# [What is expected]
Exclude the pictures, then repeat the remaining data exactly.
**** Data in this exercise
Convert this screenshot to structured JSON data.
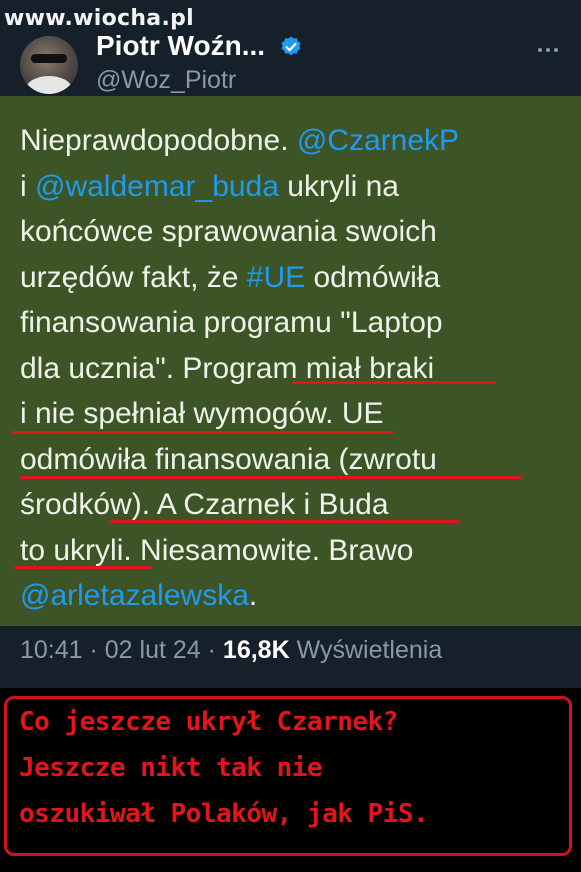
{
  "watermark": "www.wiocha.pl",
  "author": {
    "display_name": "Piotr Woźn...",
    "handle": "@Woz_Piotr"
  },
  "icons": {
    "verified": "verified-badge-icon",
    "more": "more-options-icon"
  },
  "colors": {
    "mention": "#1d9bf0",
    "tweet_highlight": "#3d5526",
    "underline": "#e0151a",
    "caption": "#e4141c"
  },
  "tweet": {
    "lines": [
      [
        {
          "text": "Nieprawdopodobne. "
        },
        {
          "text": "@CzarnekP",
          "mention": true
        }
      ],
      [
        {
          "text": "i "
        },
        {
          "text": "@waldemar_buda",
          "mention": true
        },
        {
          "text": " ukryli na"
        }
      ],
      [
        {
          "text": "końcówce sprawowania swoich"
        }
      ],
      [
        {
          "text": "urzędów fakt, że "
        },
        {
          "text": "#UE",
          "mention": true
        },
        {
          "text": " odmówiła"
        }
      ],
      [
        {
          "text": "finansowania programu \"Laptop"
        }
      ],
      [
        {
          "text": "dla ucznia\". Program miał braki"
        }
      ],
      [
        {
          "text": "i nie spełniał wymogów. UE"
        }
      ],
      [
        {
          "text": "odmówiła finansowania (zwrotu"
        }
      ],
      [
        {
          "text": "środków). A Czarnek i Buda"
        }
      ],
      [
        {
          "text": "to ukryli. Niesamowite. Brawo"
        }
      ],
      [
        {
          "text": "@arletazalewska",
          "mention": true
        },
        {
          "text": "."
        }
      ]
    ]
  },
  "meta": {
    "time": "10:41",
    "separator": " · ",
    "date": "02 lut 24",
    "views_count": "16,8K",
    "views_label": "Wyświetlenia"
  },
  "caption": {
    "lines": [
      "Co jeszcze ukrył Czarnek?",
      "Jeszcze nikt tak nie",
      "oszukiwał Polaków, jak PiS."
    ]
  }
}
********
# [Answer to this task]
Convert this screenshot to structured JSON data.
{
  "watermark": "www.wiocha.pl",
  "author": {
    "display_name": "Piotr Woźn...",
    "handle": "@Woz_Piotr"
  },
  "icons": {
    "verified": "verified-badge-icon",
    "more": "more-options-icon"
  },
  "colors": {
    "mention": "#1d9bf0",
    "tweet_highlight": "#3d5526",
    "underline": "#e0151a",
    "caption": "#e4141c"
  },
  "tweet": {
    "lines": [
      [
        {
          "text": "Nieprawdopodobne. "
        },
        {
          "text": "@CzarnekP",
          "mention": true
        }
      ],
      [
        {
          "text": "i "
        },
        {
          "text": "@waldemar_buda",
          "mention": true
        },
        {
          "text": " ukryli na"
        }
      ],
      [
        {
          "text": "końcówce sprawowania swoich"
        }
      ],
      [
        {
          "text": "urzędów fakt, że "
        },
        {
          "text": "#UE",
          "mention": true
        },
        {
          "text": " odmówiła"
        }
      ],
      [
        {
          "text": "finansowania programu \"Laptop"
        }
      ],
      [
        {
          "text": "dla ucznia\". Program miał braki"
        }
      ],
      [
        {
          "text": "i nie spełniał wymogów. UE"
        }
      ],
      [
        {
          "text": "odmówiła finansowania (zwrotu"
        }
      ],
      [
        {
          "text": "środków). A Czarnek i Buda"
        }
      ],
      [
        {
          "text": "to ukryli. Niesamowite. Brawo"
        }
      ],
      [
        {
          "text": "@arletazalewska",
          "mention": true
        },
        {
          "text": "."
        }
      ]
    ]
  },
  "meta": {
    "time": "10:41",
    "separator": " · ",
    "date": "02 lut 24",
    "views_count": "16,8K",
    "views_label": "Wyświetlenia"
  },
  "caption": {
    "lines": [
      "Co jeszcze ukrył Czarnek?",
      "Jeszcze nikt tak nie",
      "oszukiwał Polaków, jak PiS."
    ]
  }
}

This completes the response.